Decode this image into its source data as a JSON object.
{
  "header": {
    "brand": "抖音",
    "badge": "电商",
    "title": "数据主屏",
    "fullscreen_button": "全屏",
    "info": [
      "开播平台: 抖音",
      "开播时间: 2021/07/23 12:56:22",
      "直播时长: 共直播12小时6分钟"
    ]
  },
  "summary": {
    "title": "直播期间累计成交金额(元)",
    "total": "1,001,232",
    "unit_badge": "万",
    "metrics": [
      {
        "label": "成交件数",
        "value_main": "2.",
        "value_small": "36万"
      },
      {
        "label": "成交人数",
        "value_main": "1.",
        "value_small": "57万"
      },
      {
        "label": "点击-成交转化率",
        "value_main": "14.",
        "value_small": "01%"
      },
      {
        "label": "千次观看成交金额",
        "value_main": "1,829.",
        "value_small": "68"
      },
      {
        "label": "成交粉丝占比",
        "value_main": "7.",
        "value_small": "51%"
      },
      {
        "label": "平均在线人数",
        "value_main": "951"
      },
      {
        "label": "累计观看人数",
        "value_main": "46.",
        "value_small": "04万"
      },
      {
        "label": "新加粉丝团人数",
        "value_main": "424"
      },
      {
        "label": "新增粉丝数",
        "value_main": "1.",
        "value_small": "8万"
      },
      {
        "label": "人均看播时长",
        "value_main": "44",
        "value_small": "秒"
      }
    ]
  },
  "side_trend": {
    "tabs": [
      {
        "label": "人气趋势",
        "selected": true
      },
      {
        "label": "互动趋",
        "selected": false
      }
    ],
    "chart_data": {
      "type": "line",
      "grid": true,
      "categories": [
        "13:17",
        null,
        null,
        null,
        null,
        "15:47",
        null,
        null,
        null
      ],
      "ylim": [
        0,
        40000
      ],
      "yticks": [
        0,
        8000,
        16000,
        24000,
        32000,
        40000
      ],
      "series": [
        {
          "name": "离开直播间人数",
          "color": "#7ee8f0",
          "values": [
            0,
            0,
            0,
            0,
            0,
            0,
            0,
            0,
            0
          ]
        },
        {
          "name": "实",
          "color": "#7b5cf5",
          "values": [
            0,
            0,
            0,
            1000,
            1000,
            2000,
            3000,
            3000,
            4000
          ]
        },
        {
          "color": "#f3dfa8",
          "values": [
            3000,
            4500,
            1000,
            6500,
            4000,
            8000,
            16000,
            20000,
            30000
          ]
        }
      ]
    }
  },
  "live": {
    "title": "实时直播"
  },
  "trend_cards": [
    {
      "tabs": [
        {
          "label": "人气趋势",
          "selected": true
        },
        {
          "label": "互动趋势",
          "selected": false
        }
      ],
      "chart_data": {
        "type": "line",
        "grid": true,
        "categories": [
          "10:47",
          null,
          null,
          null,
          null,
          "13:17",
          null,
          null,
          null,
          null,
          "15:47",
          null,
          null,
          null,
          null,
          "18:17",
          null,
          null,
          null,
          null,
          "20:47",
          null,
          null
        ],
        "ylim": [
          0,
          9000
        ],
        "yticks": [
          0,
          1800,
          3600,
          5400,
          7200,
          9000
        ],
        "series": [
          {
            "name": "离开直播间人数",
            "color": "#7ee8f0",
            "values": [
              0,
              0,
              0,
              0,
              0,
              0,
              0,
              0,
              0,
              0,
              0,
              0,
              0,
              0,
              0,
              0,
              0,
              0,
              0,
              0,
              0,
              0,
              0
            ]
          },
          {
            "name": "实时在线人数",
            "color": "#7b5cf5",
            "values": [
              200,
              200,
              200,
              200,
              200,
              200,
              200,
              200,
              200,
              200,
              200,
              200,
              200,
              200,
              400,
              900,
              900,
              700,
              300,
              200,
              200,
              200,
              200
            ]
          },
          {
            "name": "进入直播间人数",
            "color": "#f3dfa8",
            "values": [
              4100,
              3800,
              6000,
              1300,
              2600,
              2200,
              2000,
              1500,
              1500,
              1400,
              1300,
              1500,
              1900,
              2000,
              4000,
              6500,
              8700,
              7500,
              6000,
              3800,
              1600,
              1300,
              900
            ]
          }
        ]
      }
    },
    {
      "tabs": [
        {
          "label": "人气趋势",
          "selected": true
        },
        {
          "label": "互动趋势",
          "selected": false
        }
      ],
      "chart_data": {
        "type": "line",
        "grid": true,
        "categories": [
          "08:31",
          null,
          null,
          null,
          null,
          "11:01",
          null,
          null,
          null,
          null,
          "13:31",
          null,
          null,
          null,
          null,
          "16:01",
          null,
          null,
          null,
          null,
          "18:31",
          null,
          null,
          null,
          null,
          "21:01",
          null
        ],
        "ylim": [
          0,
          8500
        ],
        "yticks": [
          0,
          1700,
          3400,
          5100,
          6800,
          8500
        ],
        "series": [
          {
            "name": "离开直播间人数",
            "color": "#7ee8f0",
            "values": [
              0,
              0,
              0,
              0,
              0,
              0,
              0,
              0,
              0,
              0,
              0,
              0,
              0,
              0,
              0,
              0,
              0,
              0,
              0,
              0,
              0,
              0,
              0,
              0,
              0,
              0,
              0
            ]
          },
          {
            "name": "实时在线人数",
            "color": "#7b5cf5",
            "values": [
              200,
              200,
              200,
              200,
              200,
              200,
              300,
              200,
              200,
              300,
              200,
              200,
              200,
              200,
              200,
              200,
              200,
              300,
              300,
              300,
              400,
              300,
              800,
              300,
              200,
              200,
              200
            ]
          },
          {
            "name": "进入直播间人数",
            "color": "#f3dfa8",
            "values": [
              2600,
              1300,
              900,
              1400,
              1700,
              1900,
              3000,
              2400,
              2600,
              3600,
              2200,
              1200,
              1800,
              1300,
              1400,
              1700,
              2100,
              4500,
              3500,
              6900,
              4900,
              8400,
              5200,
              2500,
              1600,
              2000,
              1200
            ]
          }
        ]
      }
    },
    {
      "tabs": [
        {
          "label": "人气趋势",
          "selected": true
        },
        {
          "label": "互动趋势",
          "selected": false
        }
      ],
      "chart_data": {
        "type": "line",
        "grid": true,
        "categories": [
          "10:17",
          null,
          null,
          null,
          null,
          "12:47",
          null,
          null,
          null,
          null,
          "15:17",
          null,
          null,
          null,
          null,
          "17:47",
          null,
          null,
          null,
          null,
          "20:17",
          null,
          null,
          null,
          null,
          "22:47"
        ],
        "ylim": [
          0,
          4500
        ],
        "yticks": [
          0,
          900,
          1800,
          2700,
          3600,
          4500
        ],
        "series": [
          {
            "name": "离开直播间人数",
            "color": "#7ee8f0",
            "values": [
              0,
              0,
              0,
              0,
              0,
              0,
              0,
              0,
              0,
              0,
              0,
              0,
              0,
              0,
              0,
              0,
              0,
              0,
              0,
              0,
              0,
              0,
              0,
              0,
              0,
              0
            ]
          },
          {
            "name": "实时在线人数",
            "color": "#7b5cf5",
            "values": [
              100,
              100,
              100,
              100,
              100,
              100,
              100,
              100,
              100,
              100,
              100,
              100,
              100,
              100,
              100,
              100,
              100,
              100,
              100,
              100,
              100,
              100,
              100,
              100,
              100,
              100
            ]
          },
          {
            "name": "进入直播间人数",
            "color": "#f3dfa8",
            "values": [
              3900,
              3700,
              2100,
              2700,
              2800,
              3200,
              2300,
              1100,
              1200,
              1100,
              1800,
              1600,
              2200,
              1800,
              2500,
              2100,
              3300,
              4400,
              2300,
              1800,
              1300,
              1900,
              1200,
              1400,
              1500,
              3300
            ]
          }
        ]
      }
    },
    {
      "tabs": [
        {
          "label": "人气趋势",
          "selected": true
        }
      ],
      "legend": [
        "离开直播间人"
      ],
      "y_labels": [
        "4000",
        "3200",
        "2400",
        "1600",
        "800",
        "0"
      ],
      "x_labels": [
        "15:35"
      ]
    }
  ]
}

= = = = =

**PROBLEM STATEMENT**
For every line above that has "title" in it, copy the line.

**WRITTEN REPLY**
    "title": "数据主屏",
    "title": "直播期间累计成交金额(元)",
    "title": "实时直播"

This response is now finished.